PROBLEM TO WORK ON: Please copy out every line in the entries that includes the word "emoji".

[Data extracted from a collection]
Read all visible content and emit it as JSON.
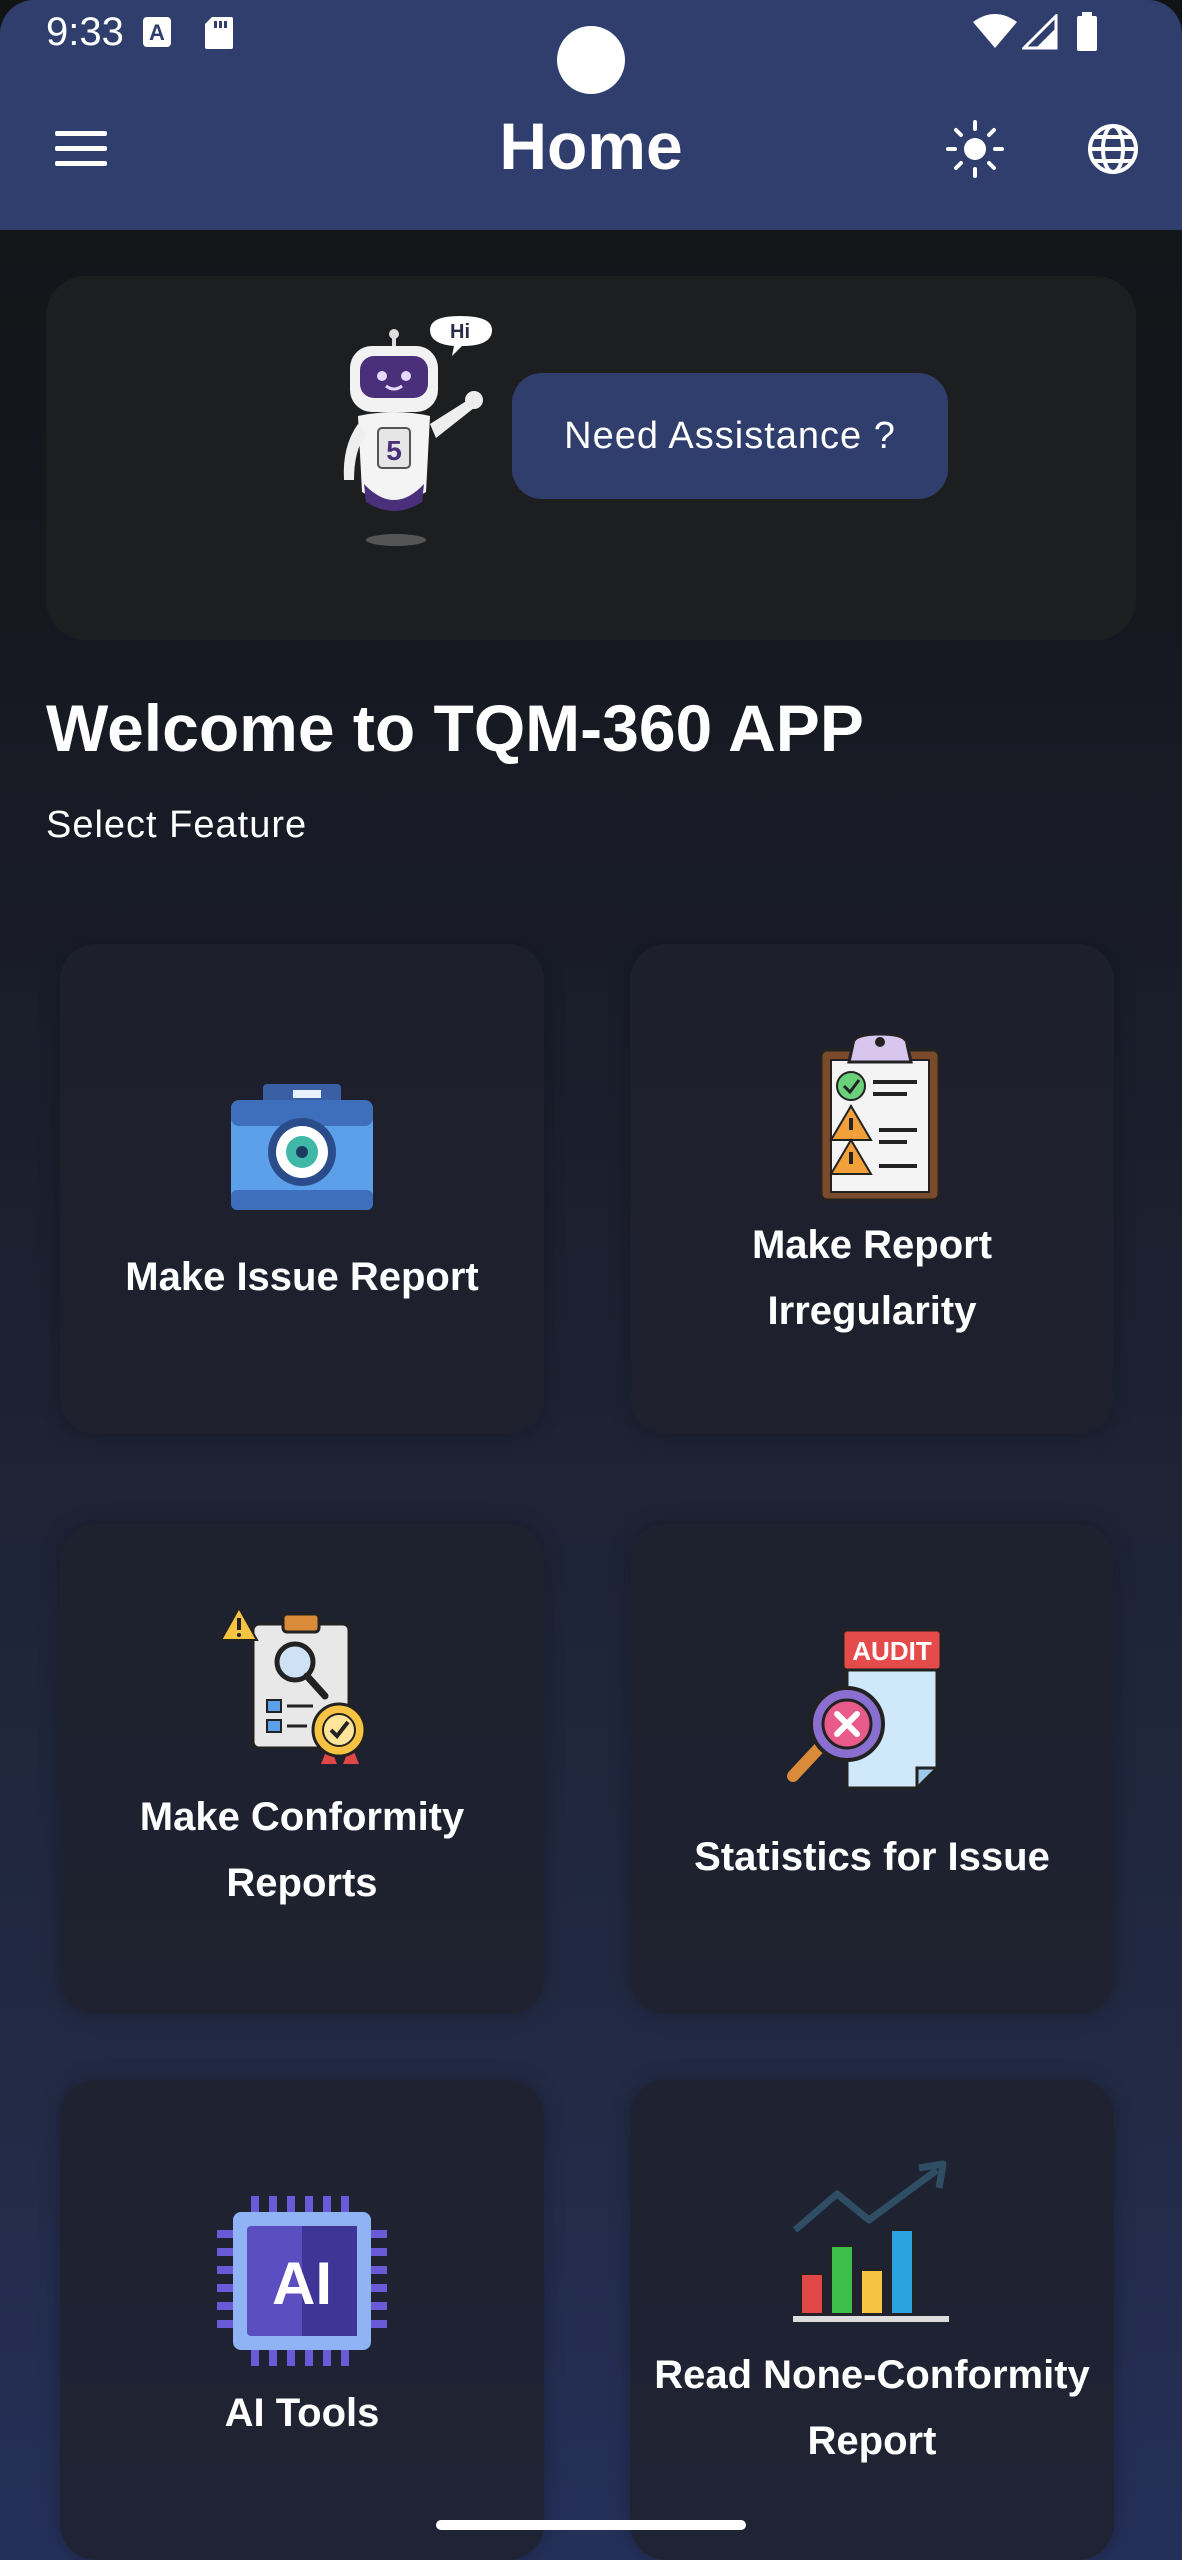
{
  "status_bar": {
    "time": "9:33",
    "icons": [
      "a-keyboard-icon",
      "sd-card-icon",
      "wifi-icon",
      "cell-signal-icon",
      "battery-icon"
    ]
  },
  "app_bar": {
    "title": "Home",
    "menu_icon": "hamburger-menu-icon",
    "theme_icon": "sun-icon",
    "language_icon": "globe-icon",
    "color": "#2f3e6d"
  },
  "assistance": {
    "bubble_text": "Hi",
    "button_label": "Need Assistance ?"
  },
  "welcome": {
    "title": "Welcome to TQM-360 APP",
    "subtitle": "Select Feature"
  },
  "features": [
    {
      "label": "Make Issue Report",
      "icon": "camera-icon"
    },
    {
      "label": "Make Report Irregularity",
      "icon": "clipboard-warning-icon"
    },
    {
      "label": "Make Conformity Reports",
      "icon": "conformity-checklist-icon"
    },
    {
      "label": "Statistics for Issue",
      "icon": "audit-magnifier-icon"
    },
    {
      "label": "AI Tools",
      "icon": "ai-chip-icon"
    },
    {
      "label": "Read None-Conformity Report",
      "icon": "bar-chart-trend-icon"
    }
  ],
  "audit_text": "AUDIT",
  "ai_text": "AI"
}
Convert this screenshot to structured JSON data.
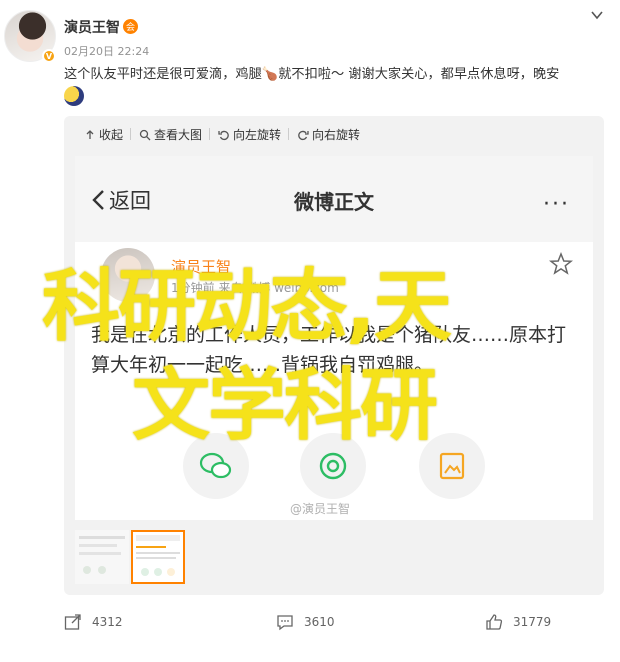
{
  "post": {
    "author": "演员王智",
    "member_badge": "会",
    "verified_badge": "V",
    "time": "02月20日 22:24",
    "text": "这个队友平时还是很可爱滴，鸡腿🍗就不扣啦～ 谢谢大家关心，都早点休息呀，晚安",
    "emoji_icon": "moon-emoji-icon"
  },
  "viewer": {
    "tools": [
      "收起",
      "查看大图",
      "向左旋转",
      "向右旋转"
    ],
    "watermark": "@演员王智",
    "overlay": [
      "科研动态,天",
      "文学科研"
    ]
  },
  "screenshot": {
    "back_label": "返回",
    "title": "微博正文",
    "more": "···",
    "inner_author": "演员王智",
    "inner_time": "1分钟前 来自 微博 weibo.com",
    "inner_text": "我是在北京的工作人员，工作以我是个猪队友……原本打算大年初一一起吃……背锅我自罚鸡腿。"
  },
  "actions": {
    "repost": "4312",
    "comment": "3610",
    "like": "31779"
  },
  "colors": {
    "accent_orange": "#ff8200",
    "overlay_yellow": "#f5e21a"
  }
}
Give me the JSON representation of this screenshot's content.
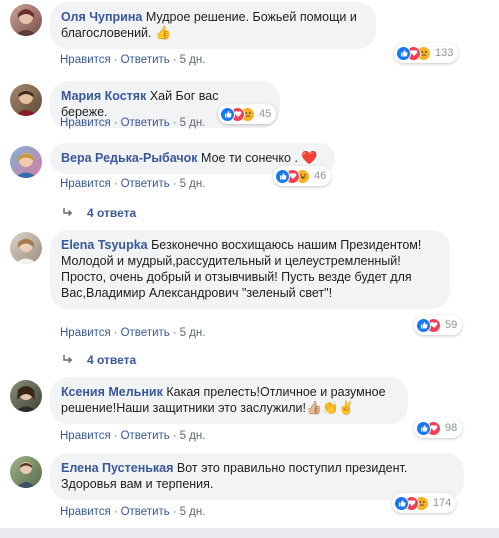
{
  "labels": {
    "like": "Нравится",
    "reply": "Ответить",
    "sep": "·"
  },
  "comments": [
    {
      "author": "Оля Чуприна",
      "text": "Мудрое решение. Божьей помощи и благословений.",
      "emoji": "👍",
      "time": "5 дн.",
      "reactions_count": "133",
      "reaction_icons": [
        "like-icon",
        "love-icon",
        "sad-icon"
      ]
    },
    {
      "author": "Мария Костяк",
      "text": "Хай Бог вас береже.",
      "time": "5 дн.",
      "reactions_count": "45",
      "reaction_icons": [
        "like-icon",
        "love-icon",
        "sad-icon"
      ]
    },
    {
      "author": "Вера Редька-Рыбачок",
      "text": "Мое ти сонечко .",
      "emoji": "❤️",
      "time": "5 дн.",
      "reactions_count": "46",
      "reaction_icons": [
        "like-icon",
        "love-icon",
        "haha-icon"
      ],
      "replies": "4 ответа"
    },
    {
      "author": "Elena Tsyupka",
      "text": "Безконечно восхищаюсь нашим Президентом! Молодой и мудрый,рассудительный и целеустремленный! Просто, очень добрый и отзывчивый! Пусть везде будет для Вас,Владимир Александрович \"зеленый свет\"!",
      "time": "5 дн.",
      "reactions_count": "59",
      "reaction_icons": [
        "like-icon",
        "love-icon"
      ],
      "replies": "4 ответа"
    },
    {
      "author": "Ксения Мельник",
      "text": "Какая прелесть!Отличное и разумное решение!Наши защитники это заслужили!",
      "emoji": "👍🏼👏✌️",
      "time": "5 дн.",
      "reactions_count": "98",
      "reaction_icons": [
        "like-icon",
        "love-icon"
      ]
    },
    {
      "author": "Елена Пустенькая",
      "text": "Вот это правильно поступил президент. Здоровья вам и терпения.",
      "time": "5 дн.",
      "reactions_count": "174",
      "reaction_icons": [
        "like-icon",
        "love-icon",
        "sad-icon"
      ]
    }
  ]
}
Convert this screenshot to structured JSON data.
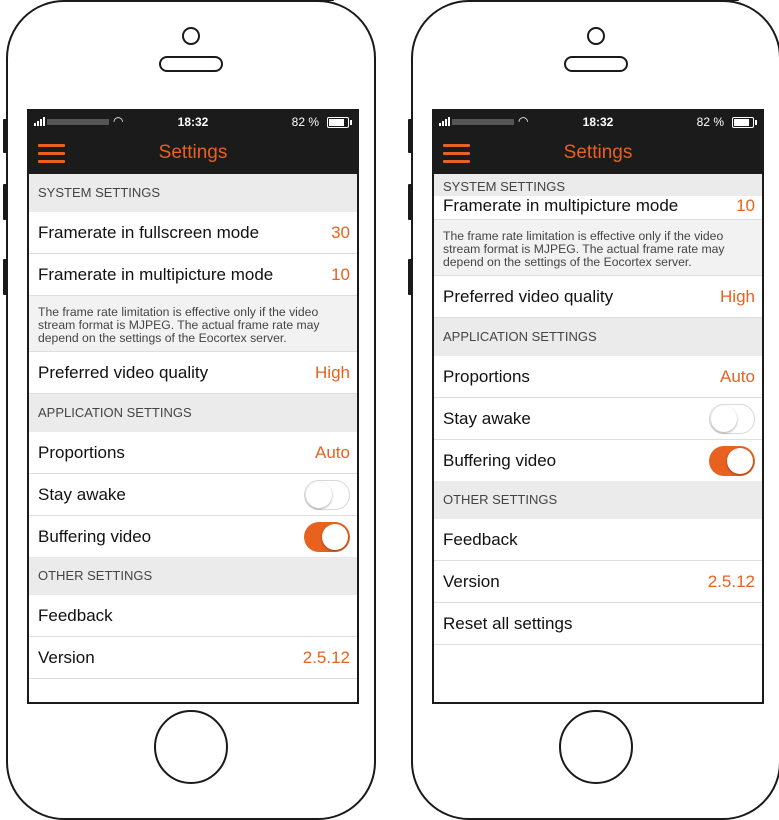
{
  "accent_color": "#e8611f",
  "screens": [
    {
      "status": {
        "time": "18:32",
        "battery": "82 %"
      },
      "nav": {
        "title": "Settings",
        "menu_icon": "hamburger-menu-icon"
      },
      "system_section": "SYSTEM SETTINGS",
      "framerate_fullscreen": {
        "label": "Framerate in fullscreen mode",
        "value": "30"
      },
      "framerate_multipicture": {
        "label": "Framerate in multipicture mode",
        "value": "10"
      },
      "framerate_note": "The frame rate limitation is effective only if the video stream format is MJPEG. The actual frame rate may depend on the settings of the Eocortex server.",
      "video_quality": {
        "label": "Preferred video quality",
        "value": "High"
      },
      "application_section": "APPLICATION SETTINGS",
      "proportions": {
        "label": "Proportions",
        "value": "Auto"
      },
      "stay_awake": {
        "label": "Stay awake",
        "on": false
      },
      "buffering": {
        "label": "Buffering video",
        "on": true
      },
      "other_section": "OTHER SETTINGS",
      "feedback": {
        "label": "Feedback"
      },
      "version": {
        "label": "Version",
        "value": "2.5.12"
      }
    },
    {
      "status": {
        "time": "18:32",
        "battery": "82 %"
      },
      "nav": {
        "title": "Settings",
        "menu_icon": "hamburger-menu-icon"
      },
      "system_section": "SYSTEM SETTINGS",
      "framerate_multipicture": {
        "label": "Framerate in multipicture mode",
        "value": "10"
      },
      "framerate_note": "The frame rate limitation is effective only if the video stream format is MJPEG. The actual frame rate may depend on the settings of the Eocortex server.",
      "video_quality": {
        "label": "Preferred video quality",
        "value": "High"
      },
      "application_section": "APPLICATION SETTINGS",
      "proportions": {
        "label": "Proportions",
        "value": "Auto"
      },
      "stay_awake": {
        "label": "Stay awake",
        "on": false
      },
      "buffering": {
        "label": "Buffering video",
        "on": true
      },
      "other_section": "OTHER SETTINGS",
      "feedback": {
        "label": "Feedback"
      },
      "version": {
        "label": "Version",
        "value": "2.5.12"
      },
      "reset": {
        "label": "Reset all settings"
      }
    }
  ]
}
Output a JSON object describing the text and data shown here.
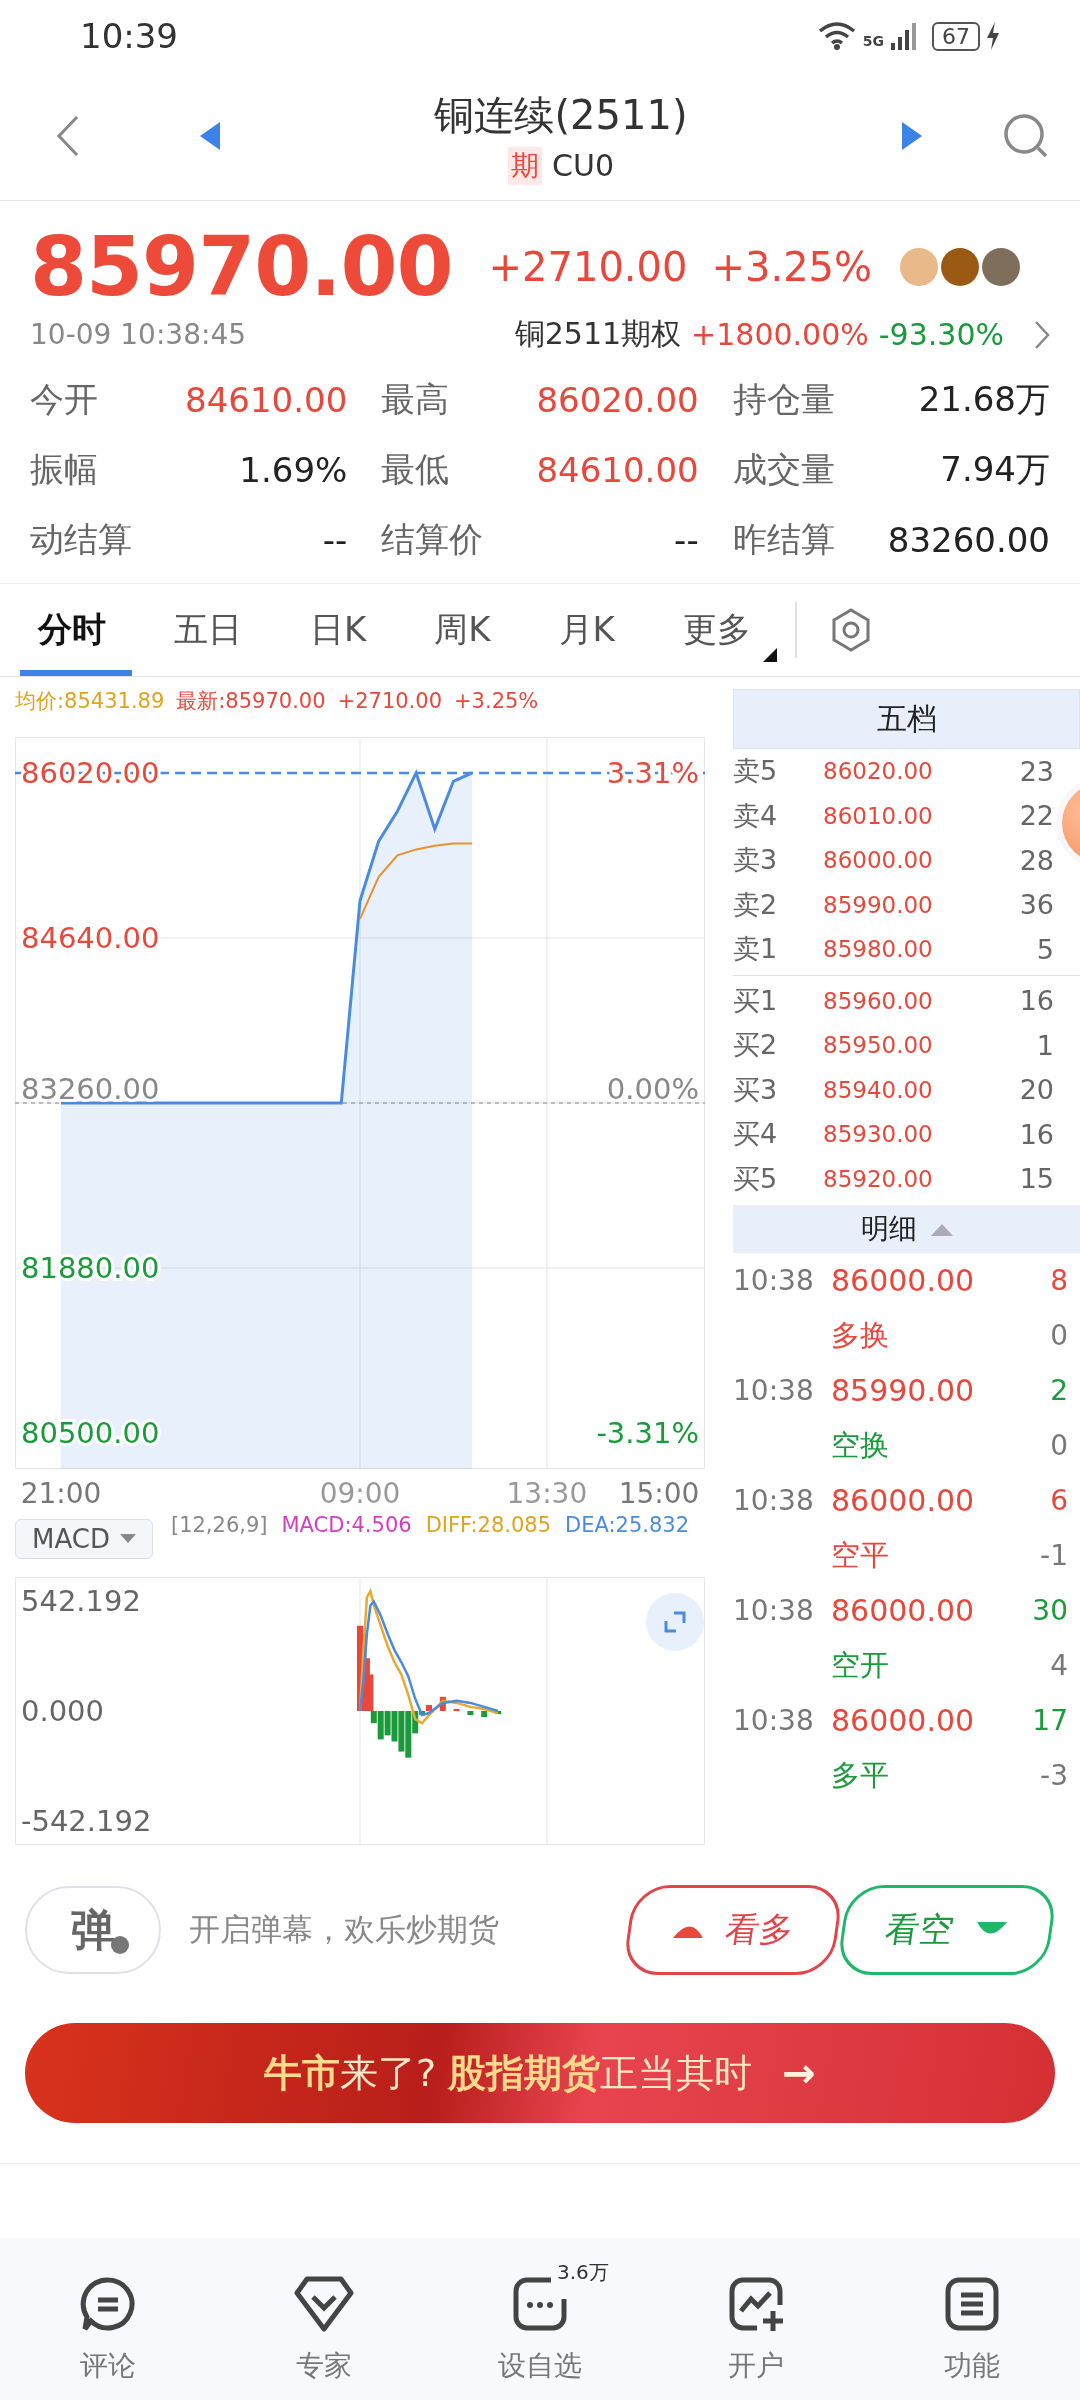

RESULT FOR THIS TASK:
    "emoji_icon": "moon-emoji-icon"
      "emoji": "👍",
      "emoji": "❤️",
      "emoji": "👍🏼👏✌️",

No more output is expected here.